Author Bio:

Michael Zapke is Product Marketing Manager for Industrial Applications at Xilinx in Munich, Germany. He has more than 25 years of experience in R&D and PLM roles, among others as Project Manager for large-scale ASIC and FPGA designs, Head of Systems Engineering for Telecom infrastructure equipment and Product Marketing Manager for Industrial Communication. Since 2013, he shapes innovations for industrial applications on All Programmable devices from Xilinx in close cooperation with leading companies and research institutes.
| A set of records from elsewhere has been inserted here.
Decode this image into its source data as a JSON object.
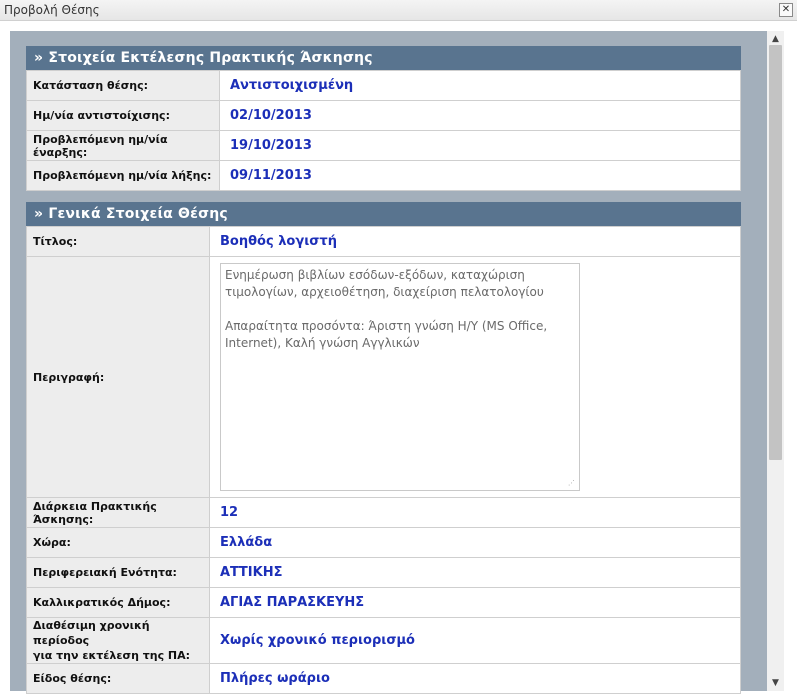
{
  "window": {
    "title": "Προβολή Θέσης"
  },
  "section1": {
    "header": "» Στοιχεία Εκτέλεσης Πρακτικής Άσκησης",
    "rows": [
      {
        "label": "Κατάσταση θέσης:",
        "value": "Αντιστοιχισμένη"
      },
      {
        "label": "Ημ/νία αντιστοίχισης:",
        "value": "02/10/2013"
      },
      {
        "label": "Προβλεπόμενη ημ/νία έναρξης:",
        "value": "19/10/2013"
      },
      {
        "label": "Προβλεπόμενη ημ/νία λήξης:",
        "value": "09/11/2013"
      }
    ]
  },
  "section2": {
    "header": "» Γενικά Στοιχεία Θέσης",
    "title_label": "Τίτλος:",
    "title_value": "Βοηθός λογιστή",
    "description_label": "Περιγραφή:",
    "description_p1": "Ενημέρωση βιβλίων εσόδων-εξόδων, καταχώριση τιμολογίων, αρχειοθέτηση, διαχείριση πελατολογίου",
    "description_p2": "Απαραίτητα προσόντα: Άριστη γνώση Η/Υ (MS Office, Internet), Καλή γνώση Αγγλικών",
    "rows": [
      {
        "label": "Διάρκεια Πρακτικής Άσκησης:",
        "value": "12"
      },
      {
        "label": "Χώρα:",
        "value": "Ελλάδα"
      },
      {
        "label": "Περιφερειακή Ενότητα:",
        "value": "ΑΤΤΙΚΗΣ"
      },
      {
        "label": "Καλλικρατικός Δήμος:",
        "value": "ΑΓΙΑΣ ΠΑΡΑΣΚΕΥΗΣ"
      },
      {
        "label_line1": "Διαθέσιμη χρονική περίοδος",
        "label_line2": "για την εκτέλεση της ΠΑ:",
        "value": "Χωρίς χρονικό περιορισμό"
      },
      {
        "label": "Είδος θέσης:",
        "value": "Πλήρες ωράριο"
      }
    ]
  }
}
Michael represents Xilinx in TSN-related alliances and is responsible for the recently released TSN LogiCORE product.